### ENTRIES SUPPLIED
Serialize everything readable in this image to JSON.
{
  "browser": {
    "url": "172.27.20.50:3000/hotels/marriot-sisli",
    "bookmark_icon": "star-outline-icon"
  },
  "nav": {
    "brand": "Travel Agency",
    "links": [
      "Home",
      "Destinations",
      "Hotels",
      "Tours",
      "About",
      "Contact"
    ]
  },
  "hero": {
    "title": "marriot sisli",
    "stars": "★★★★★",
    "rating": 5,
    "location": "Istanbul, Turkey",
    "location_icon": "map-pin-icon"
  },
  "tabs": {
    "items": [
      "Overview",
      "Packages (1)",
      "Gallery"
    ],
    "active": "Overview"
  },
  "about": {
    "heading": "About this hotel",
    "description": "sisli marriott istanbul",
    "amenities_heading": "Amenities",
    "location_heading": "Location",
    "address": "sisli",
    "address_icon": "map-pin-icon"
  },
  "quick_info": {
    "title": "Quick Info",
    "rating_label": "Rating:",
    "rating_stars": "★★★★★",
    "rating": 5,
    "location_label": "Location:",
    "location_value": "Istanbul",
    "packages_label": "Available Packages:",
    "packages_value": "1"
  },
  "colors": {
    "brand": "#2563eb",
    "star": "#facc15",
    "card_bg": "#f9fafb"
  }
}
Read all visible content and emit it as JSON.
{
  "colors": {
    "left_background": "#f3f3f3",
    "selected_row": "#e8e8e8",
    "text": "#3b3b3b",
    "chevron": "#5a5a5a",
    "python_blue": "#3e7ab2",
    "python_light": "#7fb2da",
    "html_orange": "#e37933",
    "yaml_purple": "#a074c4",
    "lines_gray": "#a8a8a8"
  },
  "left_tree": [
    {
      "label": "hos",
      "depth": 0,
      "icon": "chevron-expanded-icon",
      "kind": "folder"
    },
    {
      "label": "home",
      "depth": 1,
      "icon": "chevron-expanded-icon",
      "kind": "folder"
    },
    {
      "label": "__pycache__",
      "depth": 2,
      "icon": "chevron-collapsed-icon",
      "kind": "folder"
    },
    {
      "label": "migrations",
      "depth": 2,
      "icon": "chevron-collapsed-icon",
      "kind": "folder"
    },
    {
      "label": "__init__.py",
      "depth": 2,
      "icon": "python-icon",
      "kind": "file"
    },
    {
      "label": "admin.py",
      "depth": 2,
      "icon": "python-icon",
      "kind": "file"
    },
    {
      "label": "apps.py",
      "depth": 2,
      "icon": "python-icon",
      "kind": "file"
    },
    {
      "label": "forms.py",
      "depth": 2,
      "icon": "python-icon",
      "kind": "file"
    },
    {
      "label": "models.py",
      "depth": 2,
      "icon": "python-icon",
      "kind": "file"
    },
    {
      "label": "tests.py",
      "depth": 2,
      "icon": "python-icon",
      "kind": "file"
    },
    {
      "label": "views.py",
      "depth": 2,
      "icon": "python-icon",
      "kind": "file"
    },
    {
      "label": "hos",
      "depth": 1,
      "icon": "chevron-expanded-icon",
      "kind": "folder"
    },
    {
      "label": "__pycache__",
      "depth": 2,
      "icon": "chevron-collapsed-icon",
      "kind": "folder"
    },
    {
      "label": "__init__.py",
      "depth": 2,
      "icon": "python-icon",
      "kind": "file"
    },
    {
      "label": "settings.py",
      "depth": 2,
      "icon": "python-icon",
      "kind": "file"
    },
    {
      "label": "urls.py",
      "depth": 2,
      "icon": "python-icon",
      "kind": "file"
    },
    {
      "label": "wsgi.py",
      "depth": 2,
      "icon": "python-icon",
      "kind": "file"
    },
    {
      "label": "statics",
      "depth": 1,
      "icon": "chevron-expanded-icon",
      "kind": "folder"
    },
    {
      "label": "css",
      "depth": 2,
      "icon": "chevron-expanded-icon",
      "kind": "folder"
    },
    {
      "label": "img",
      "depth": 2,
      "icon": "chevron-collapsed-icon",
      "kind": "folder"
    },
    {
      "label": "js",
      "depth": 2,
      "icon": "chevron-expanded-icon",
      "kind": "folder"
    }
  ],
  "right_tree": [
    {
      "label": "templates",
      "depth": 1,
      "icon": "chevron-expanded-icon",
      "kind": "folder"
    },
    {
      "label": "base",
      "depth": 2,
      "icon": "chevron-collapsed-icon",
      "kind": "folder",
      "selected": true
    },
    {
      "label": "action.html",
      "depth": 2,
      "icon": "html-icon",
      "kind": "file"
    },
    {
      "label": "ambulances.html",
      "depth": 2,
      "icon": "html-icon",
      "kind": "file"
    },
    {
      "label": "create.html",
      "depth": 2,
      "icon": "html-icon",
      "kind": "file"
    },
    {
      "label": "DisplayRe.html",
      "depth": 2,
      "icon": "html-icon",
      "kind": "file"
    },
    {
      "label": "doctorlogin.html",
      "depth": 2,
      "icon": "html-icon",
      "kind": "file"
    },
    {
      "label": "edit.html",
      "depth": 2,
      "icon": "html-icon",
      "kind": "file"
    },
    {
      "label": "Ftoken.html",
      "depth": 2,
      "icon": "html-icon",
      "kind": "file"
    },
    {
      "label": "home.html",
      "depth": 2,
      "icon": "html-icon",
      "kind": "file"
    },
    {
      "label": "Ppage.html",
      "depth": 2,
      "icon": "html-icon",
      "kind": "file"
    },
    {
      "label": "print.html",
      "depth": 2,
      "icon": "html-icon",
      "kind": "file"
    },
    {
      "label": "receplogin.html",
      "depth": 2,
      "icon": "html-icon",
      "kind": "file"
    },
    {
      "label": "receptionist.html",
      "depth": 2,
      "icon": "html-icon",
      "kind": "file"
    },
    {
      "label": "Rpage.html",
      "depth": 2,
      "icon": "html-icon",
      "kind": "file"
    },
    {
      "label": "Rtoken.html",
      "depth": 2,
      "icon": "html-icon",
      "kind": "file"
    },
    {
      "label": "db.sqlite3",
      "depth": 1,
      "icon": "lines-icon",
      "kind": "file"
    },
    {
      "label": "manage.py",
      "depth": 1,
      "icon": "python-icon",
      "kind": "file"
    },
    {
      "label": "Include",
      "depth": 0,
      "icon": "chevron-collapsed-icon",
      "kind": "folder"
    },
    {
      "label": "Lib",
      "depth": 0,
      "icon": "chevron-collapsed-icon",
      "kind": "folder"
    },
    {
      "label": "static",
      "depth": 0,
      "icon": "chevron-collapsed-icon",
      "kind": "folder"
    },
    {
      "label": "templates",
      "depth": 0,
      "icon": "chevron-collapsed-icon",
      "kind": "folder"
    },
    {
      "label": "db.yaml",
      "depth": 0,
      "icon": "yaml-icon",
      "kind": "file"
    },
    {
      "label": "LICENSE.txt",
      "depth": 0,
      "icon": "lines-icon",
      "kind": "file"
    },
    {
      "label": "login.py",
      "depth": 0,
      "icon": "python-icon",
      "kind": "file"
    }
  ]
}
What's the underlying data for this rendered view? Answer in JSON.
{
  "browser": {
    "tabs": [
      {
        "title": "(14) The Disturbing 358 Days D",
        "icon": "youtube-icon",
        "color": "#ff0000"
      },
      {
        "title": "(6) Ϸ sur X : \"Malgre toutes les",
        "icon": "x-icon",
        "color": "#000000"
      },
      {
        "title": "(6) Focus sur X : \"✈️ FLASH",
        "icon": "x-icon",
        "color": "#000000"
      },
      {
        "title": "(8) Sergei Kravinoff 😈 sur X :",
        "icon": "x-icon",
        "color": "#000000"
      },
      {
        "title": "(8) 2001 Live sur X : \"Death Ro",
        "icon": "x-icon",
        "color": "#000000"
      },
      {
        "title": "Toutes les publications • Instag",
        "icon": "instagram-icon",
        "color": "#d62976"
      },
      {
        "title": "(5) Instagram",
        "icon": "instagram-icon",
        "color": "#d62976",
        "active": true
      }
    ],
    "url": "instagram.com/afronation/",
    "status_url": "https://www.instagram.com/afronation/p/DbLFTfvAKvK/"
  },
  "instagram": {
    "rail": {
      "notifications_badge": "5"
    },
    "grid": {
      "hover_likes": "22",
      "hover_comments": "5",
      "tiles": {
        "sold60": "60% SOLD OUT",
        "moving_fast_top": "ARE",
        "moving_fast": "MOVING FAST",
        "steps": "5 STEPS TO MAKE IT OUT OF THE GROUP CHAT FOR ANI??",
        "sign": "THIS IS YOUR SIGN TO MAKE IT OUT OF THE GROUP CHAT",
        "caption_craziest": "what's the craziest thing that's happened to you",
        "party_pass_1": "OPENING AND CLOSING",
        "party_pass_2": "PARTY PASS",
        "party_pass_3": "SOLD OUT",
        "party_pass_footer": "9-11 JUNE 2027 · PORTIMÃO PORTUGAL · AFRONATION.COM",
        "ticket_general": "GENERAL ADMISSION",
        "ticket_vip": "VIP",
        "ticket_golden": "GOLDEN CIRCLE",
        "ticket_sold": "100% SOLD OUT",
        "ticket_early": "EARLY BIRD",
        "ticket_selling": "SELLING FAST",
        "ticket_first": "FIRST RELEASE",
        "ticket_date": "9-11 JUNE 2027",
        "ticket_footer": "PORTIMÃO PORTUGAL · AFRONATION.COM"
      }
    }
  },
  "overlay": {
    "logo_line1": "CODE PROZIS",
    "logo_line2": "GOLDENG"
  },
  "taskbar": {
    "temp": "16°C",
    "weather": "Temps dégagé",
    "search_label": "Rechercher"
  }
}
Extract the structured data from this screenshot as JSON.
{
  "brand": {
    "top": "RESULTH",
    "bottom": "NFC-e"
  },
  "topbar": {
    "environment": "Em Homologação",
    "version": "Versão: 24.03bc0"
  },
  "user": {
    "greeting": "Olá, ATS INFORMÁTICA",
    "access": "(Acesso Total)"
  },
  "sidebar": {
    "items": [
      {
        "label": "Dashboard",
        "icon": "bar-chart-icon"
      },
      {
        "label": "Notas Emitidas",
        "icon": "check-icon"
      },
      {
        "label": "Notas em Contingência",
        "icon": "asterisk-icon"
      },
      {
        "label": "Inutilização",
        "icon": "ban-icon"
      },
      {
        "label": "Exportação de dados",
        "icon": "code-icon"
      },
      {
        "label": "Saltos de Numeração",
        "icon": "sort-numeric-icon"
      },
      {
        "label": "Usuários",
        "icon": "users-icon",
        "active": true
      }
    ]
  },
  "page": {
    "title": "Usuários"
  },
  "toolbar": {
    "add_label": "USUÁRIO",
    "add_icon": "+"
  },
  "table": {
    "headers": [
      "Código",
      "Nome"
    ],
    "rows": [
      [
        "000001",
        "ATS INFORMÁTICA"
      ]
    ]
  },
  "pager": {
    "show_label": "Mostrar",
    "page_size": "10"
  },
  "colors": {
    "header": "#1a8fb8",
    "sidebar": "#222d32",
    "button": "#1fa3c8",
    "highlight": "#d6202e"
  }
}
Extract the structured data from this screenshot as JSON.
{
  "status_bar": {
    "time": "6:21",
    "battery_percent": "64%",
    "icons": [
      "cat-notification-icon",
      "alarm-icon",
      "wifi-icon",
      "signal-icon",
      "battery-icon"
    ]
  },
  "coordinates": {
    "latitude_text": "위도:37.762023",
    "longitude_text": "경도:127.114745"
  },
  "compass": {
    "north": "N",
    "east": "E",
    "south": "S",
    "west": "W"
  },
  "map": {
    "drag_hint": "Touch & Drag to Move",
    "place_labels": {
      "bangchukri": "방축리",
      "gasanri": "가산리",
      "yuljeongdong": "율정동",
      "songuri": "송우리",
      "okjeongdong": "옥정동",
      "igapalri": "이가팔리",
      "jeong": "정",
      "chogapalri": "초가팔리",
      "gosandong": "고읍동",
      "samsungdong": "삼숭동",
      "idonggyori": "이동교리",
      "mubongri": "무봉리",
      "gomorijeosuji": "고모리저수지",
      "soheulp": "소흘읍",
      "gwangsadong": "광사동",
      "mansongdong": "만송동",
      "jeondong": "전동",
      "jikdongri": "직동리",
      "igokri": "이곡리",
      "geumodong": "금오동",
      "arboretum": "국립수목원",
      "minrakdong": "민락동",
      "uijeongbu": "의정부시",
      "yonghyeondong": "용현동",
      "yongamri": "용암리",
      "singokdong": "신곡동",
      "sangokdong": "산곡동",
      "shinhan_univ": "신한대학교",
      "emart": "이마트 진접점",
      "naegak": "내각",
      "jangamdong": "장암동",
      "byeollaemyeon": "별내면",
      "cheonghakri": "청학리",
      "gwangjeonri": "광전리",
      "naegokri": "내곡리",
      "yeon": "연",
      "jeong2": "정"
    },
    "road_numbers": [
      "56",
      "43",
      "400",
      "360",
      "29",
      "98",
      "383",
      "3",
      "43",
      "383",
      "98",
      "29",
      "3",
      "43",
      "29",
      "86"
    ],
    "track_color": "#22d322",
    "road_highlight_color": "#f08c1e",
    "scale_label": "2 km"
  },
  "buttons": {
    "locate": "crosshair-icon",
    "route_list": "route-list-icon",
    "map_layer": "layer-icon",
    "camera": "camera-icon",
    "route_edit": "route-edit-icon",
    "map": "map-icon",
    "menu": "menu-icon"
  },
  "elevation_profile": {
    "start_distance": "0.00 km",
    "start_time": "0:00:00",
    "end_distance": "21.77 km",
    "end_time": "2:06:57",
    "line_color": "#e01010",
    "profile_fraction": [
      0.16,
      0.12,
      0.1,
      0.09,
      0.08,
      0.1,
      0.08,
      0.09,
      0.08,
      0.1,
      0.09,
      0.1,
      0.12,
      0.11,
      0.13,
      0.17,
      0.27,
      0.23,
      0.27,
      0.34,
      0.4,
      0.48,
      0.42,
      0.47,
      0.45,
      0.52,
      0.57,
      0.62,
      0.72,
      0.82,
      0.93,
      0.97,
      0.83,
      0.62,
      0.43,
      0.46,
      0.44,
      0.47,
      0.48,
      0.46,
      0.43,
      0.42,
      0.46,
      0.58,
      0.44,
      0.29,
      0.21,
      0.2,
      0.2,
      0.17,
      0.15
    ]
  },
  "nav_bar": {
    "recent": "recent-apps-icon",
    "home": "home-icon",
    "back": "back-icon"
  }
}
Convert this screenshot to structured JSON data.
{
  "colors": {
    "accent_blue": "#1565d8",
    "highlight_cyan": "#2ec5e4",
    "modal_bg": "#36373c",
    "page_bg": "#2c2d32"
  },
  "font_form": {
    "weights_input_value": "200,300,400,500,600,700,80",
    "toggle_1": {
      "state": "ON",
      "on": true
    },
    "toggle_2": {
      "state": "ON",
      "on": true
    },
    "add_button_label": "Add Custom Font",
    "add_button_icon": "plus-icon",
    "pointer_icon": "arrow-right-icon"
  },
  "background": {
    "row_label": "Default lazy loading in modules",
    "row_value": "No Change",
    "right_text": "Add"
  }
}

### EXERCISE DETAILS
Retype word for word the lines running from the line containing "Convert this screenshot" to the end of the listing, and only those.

### EXERCISE OUTPUT
Convert this screenshot to structured JSON data.
{
  "colors": {
    "accent_blue": "#1565d8",
    "highlight_cyan": "#2ec5e4",
    "modal_bg": "#36373c",
    "page_bg": "#2c2d32"
  },
  "font_form": {
    "weights_input_value": "200,300,400,500,600,700,80",
    "toggle_1": {
      "state": "ON",
      "on": true
    },
    "toggle_2": {
      "state": "ON",
      "on": true
    },
    "add_button_label": "Add Custom Font",
    "add_button_icon": "plus-icon",
    "pointer_icon": "arrow-right-icon"
  },
  "background": {
    "row_label": "Default lazy loading in modules",
    "row_value": "No Change",
    "right_text": "Add"
  }
}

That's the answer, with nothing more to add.